== Records shown

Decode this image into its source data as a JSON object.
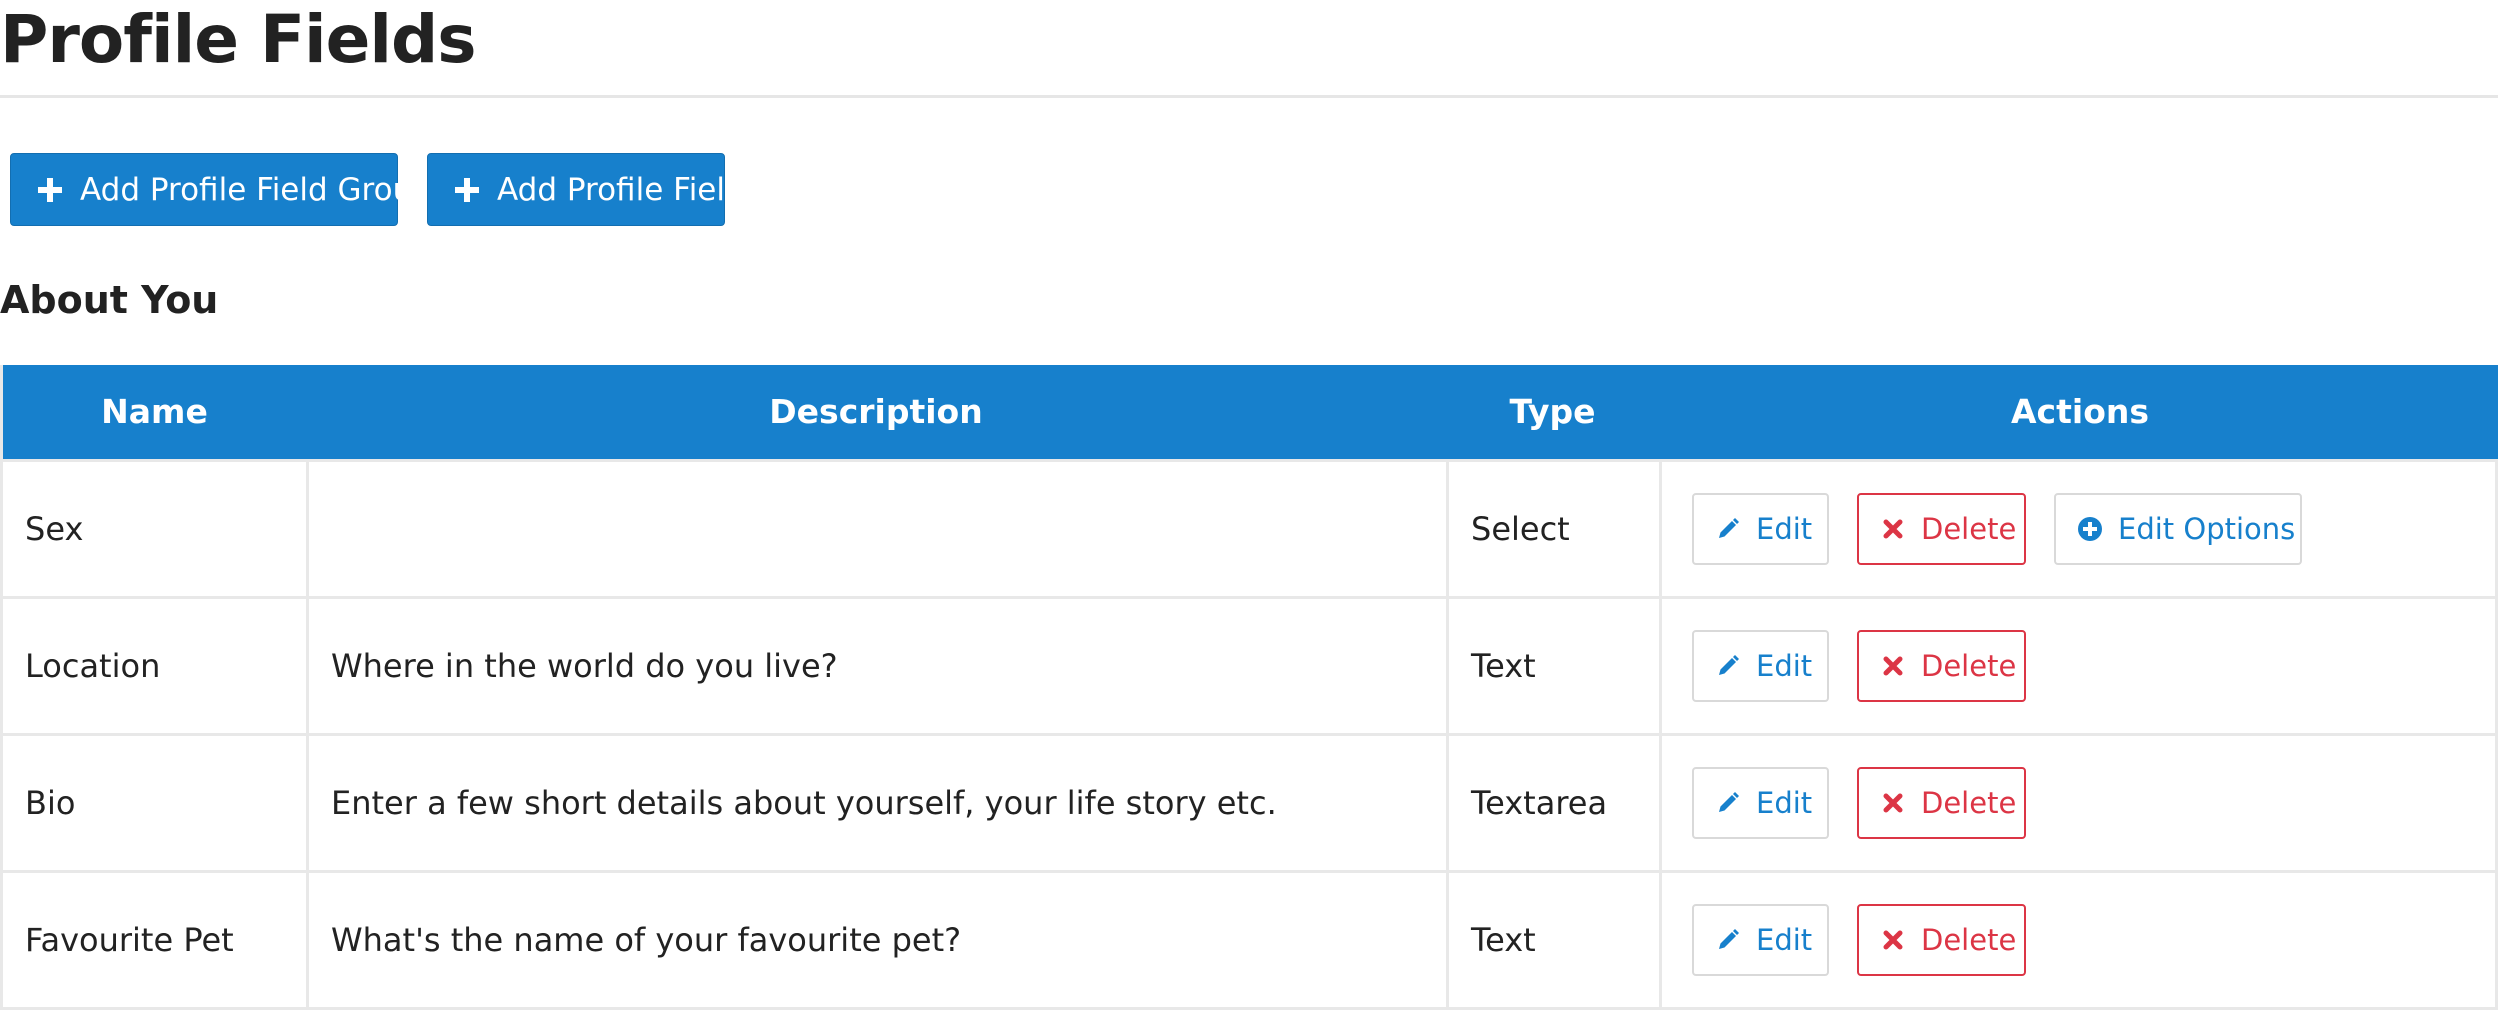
{
  "page": {
    "title": "Profile Fields"
  },
  "toolbar": {
    "add_group_label": "Add Profile Field Group",
    "add_field_label": "Add Profile Field"
  },
  "group": {
    "title": "About You"
  },
  "table": {
    "headers": {
      "name": "Name",
      "description": "Description",
      "type": "Type",
      "actions": "Actions"
    },
    "rows": [
      {
        "name": "Sex",
        "description": "",
        "type": "Select",
        "edit": "Edit",
        "delete": "Delete",
        "edit_options": "Edit Options"
      },
      {
        "name": "Location",
        "description": "Where in the world do you live?",
        "type": "Text",
        "edit": "Edit",
        "delete": "Delete"
      },
      {
        "name": "Bio",
        "description": "Enter a few short details about yourself, your life story etc.",
        "type": "Textarea",
        "edit": "Edit",
        "delete": "Delete"
      },
      {
        "name": "Favourite Pet",
        "description": "What's the name of your favourite pet?",
        "type": "Text",
        "edit": "Edit",
        "delete": "Delete"
      }
    ]
  },
  "icons": {
    "add": "plus-icon",
    "edit": "pencil-icon",
    "delete": "times-icon",
    "edit_options": "plus-circle-icon"
  },
  "colors": {
    "primary": "#1780cc",
    "danger": "#dc3545"
  }
}
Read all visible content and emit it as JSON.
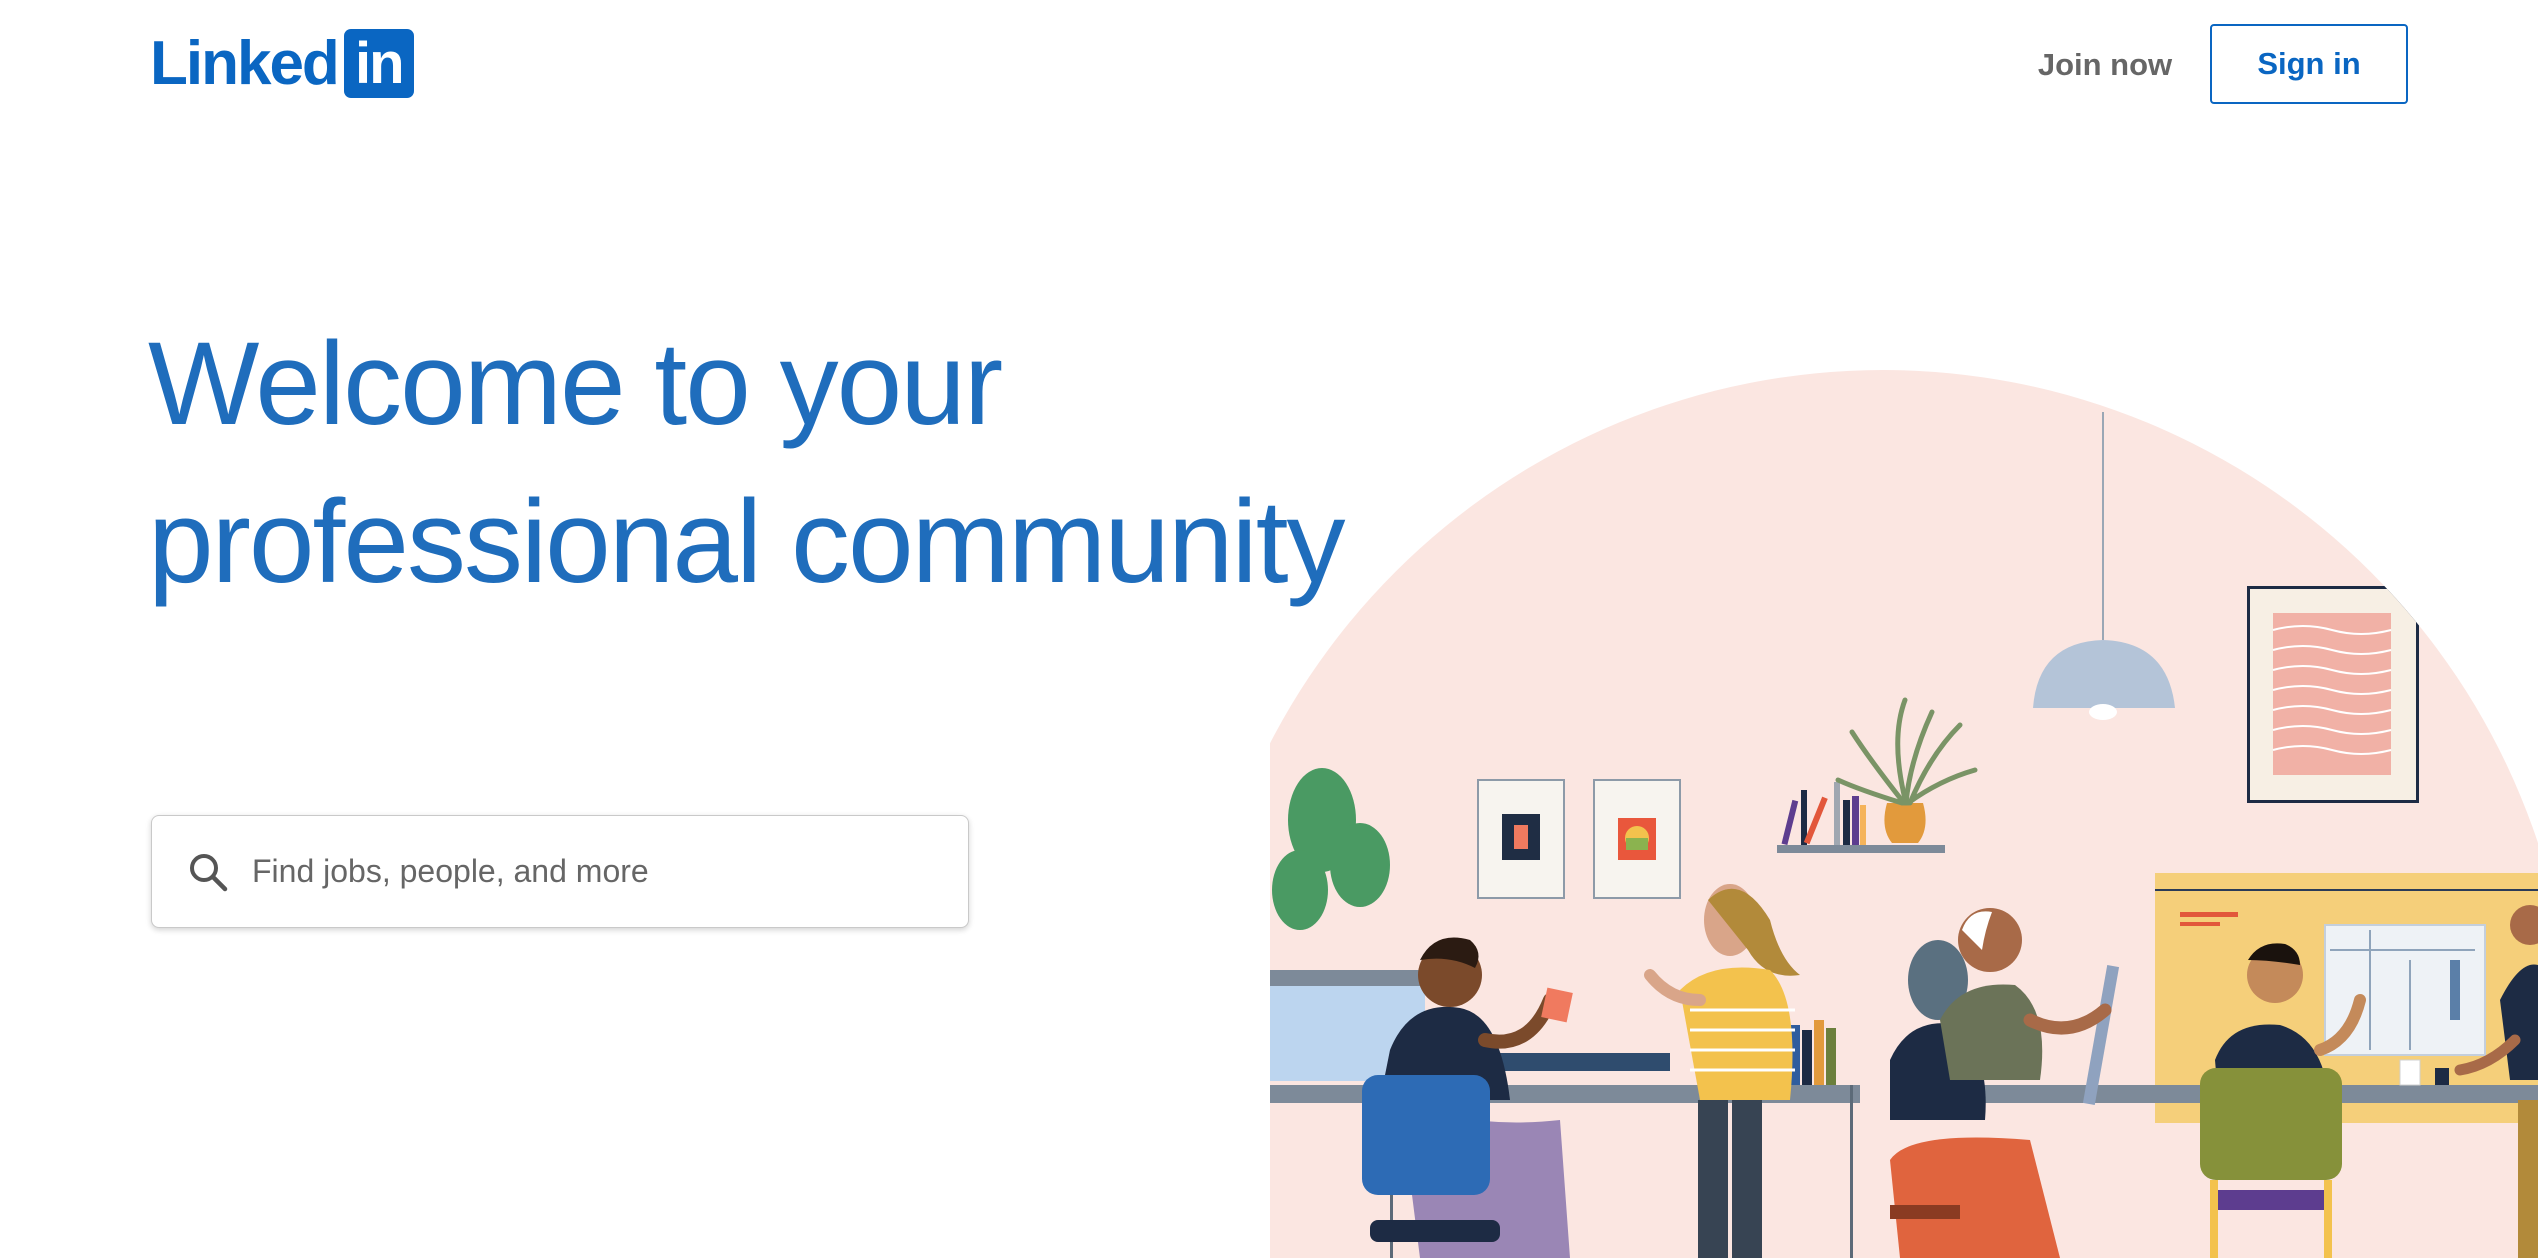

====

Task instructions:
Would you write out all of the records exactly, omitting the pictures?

Your solution:
Decode this image into its source data as a JSON object.
{
  "page": {
    "title": "Profile Fields"
  },
  "toolbar": {
    "add_group_label": "Add Profile Field Group",
    "add_field_label": "Add Profile Field"
  },
  "group": {
    "title": "About You"
  },
  "table": {
    "headers": {
      "name": "Name",
      "description": "Description",
      "type": "Type",
      "actions": "Actions"
    },
    "rows": [
      {
        "name": "Sex",
        "description": "",
        "type": "Select",
        "edit": "Edit",
        "delete": "Delete",
        "edit_options": "Edit Options"
      },
      {
        "name": "Location",
        "description": "Where in the world do you live?",
        "type": "Text",
        "edit": "Edit",
        "delete": "Delete"
      },
      {
        "name": "Bio",
        "description": "Enter a few short details about yourself, your life story etc.",
        "type": "Textarea",
        "edit": "Edit",
        "delete": "Delete"
      },
      {
        "name": "Favourite Pet",
        "description": "What's the name of your favourite pet?",
        "type": "Text",
        "edit": "Edit",
        "delete": "Delete"
      }
    ]
  },
  "icons": {
    "add": "plus-icon",
    "edit": "pencil-icon",
    "delete": "times-icon",
    "edit_options": "plus-circle-icon"
  },
  "colors": {
    "primary": "#1780cc",
    "danger": "#dc3545"
  }
}
Read all visible content and emit it as JSON.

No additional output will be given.